In the summer of 21, sheri designed and led a social practice project to create a permanent, monumental public art for the Albuquerque International Sunport. The final 12’x50′ postcard greets travelers with images ranging from original iconography of the Zia Pueblo, the death of a transgender woman at the hands of ICE in 2018, the 1680 pueblo revolt, zinc labor protests, Blackdom and the rarely acknowledged author of the Duran Consent Decree.

The innovative studio employed both system impacted youth artists and youth scholars to reimagine a 1950’s Albuquerque post card. Visiting artists, NANI CHACON (ABQ )GRACE ROSARIO PERKINS)(ABQ), ANDREA DELEON(ABQ), worked with students in developing finished work for the public art component at the Albuquerque Sunport. The group incorporated working studio discussions, field trips to museums, and visits to critical sites as a backdrop to create the core images that represent the complex history of this region.

Install at the Sunport!
Anjelica Abeita with her Zia design.
The Pueblo Revolt, by Nani Chacon

Other Targets, 2020

University of Arizona Art Museum

Silence Still Equals Death, gouache and enamel on paper.
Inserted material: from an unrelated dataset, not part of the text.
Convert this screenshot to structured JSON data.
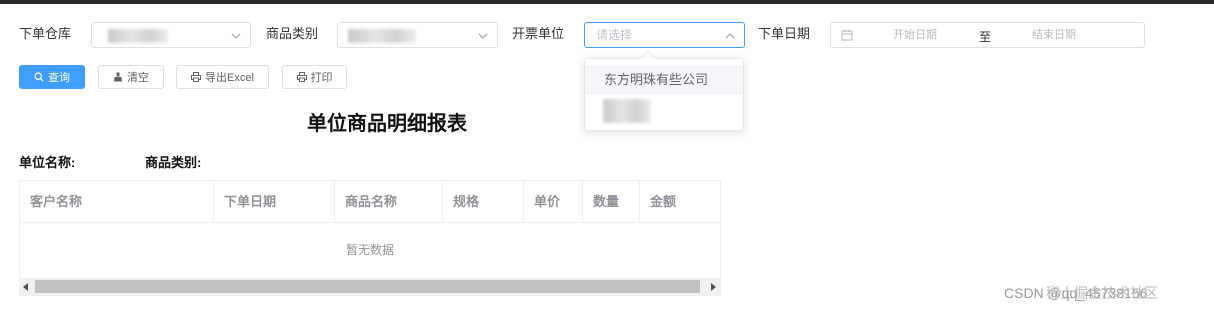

Collection of the UA Art Museum

Other TARGET/s connects visual imagery created by M. Jenea Sanchez, Gabriella Munoz, Shontina Vernon and sheri crider with historical artworks from the permanent collection of the University of Arizona Museum of Art. The artists examine intersections of the complicated histories of prejudice, fear, fascination, and social and economic underpinnings that mine the permanent divisions between us and them while the works on loan anchor the exhibition, citing the long trajectory of “otherness.”  

Merchandise sales to benefit DouglaPrieta Works.

 

HUMANITRON, a fictional video game from the 80’s that might have made us more empathetic, sheri crider in collaboration with youth coders.
Installation view, sheri crider, Shontina Vernon and Jenea Sanchez

Flight, 2018

A brief history of migration and your tiny swipe, installation detail.
A brief history of migration and your tiny swipe, sequence detail.
Rock, paper, scissors, Race, class, gender.
A moment of disconnection we can build on, VR still.

UNM Art Museum  2018 Curated by sheri crider and Traci Quinn, Curator of Education and Public Programs

Solo Exhibition – The exhibition and series of events were sponsored by the Right of Return Fellowship which supports formerly incarcerated artists creating original works that can further criminal justice reform in partnership with advocates and organizers.


Bee Hotel, 2018